You probably know that Medicare is a health insurance program for Americans aged 65 and older. It doesn't pay for everything, so if someone wants more complete coverage they can opt to purchase a Medicare Advantage plan from a private insurance company. Today I evaluated an insurance agent who was giving a formal marketing event for one of their Medicare Advantage plans. There was nothing secret or unethical about my attendance. The health insurance carrier hired me to be there.
When agents sell those plans, Medicare has a list of dos and don'ts they have to abide by. For example, they can provide light snacks and give out gifts worth less than $15 as long as they provide them to anyone, not only in exchange for plan enrollment. They can't provide or pay for meals or offer gifts worth more than $15 (or money or gift cards in any amount). There are also statements they can and can't make regarding their plans. My job was to listen and observe everything that went on so I could report back.
The event was held in the meeting room of a local bank. I was a little apprehensive when I walked into the building with my letter of authorization from the insurance company. The agent was standing outside the room greeting people as they walked in. I introduced myself and handed her the letter; she took it in stride and invited me to have a seat. Including me, there were six people in the room. Everyone else was of Medicare age. I brought a notebook to write things down, and was a little afraid I'd stand out. Fortunately, there were a lot of other people taking notes, too.
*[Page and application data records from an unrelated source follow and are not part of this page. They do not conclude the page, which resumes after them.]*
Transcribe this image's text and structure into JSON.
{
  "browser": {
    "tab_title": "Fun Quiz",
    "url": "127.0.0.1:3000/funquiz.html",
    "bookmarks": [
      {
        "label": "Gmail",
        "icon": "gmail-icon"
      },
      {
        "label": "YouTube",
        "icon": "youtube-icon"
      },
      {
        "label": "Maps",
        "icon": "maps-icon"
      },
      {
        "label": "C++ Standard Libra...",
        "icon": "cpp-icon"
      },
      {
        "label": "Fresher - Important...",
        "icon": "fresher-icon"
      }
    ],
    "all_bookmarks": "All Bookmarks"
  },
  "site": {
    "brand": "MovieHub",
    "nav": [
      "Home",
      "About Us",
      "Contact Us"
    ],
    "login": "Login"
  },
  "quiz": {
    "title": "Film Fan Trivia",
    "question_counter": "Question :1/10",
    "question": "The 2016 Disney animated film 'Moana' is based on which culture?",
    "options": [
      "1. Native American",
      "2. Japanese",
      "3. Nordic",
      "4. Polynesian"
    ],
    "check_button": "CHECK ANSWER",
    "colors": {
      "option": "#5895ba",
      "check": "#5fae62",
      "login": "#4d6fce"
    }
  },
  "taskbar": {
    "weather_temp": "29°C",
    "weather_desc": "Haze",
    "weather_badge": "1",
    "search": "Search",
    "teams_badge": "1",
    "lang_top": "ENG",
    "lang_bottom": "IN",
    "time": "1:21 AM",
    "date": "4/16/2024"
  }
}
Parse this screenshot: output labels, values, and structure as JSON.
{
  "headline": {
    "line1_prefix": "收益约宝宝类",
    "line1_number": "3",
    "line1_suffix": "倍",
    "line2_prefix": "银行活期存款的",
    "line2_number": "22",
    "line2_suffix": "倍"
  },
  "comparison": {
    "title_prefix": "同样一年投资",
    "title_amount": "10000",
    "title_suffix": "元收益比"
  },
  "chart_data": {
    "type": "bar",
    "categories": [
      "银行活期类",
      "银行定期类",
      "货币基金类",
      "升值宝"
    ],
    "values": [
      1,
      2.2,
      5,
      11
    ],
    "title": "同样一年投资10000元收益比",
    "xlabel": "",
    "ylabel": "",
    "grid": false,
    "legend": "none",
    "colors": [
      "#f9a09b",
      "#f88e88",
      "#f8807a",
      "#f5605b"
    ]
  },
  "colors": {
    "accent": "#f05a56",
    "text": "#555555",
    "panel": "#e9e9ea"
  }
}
There was a lot of information covered. The agent did a good job and covered all the bases. Her information was very clear, and she didn't make any unapproved statements. At the end of the presentation she offered to help people fill out the application form. That was my clue to leave.
Five years ago today: Turn Off The Lights